_TASK PROMPT_
Examine each line of the data, and copy the ones containing "glyph".

INPUT section start

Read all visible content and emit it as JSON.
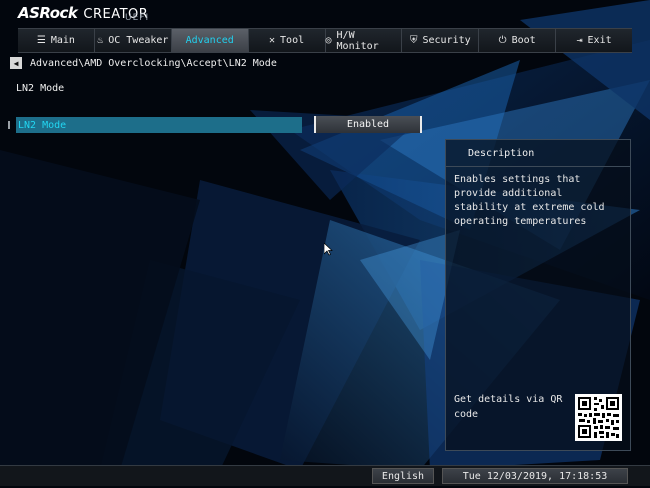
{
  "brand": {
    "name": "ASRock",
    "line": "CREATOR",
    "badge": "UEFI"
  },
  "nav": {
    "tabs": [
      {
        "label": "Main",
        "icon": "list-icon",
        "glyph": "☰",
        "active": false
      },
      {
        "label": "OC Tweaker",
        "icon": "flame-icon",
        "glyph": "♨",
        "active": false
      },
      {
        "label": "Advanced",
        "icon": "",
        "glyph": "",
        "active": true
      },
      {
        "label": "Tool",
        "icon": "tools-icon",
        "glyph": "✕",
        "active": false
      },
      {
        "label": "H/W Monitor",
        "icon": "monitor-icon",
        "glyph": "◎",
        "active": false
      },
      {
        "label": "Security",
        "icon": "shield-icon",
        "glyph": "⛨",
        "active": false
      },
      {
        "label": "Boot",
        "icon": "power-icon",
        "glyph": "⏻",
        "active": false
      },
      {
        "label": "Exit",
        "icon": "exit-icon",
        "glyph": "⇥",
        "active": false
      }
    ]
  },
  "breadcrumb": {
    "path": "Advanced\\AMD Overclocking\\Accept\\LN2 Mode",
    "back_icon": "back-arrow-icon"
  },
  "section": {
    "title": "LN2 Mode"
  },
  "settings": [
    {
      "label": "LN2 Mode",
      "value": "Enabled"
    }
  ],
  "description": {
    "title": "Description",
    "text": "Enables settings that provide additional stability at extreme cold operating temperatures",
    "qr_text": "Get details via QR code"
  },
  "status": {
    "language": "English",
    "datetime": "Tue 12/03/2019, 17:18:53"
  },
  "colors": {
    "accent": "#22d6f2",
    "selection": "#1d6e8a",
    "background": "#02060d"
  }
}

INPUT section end

_TASK SOLUTION_
        "glyph": "☰",
        "glyph": "♨",
        "glyph": "",
        "glyph": "✕",
        "glyph": "◎",
        "glyph": "⛨",
        "glyph": "⏻",
        "glyph": "⇥",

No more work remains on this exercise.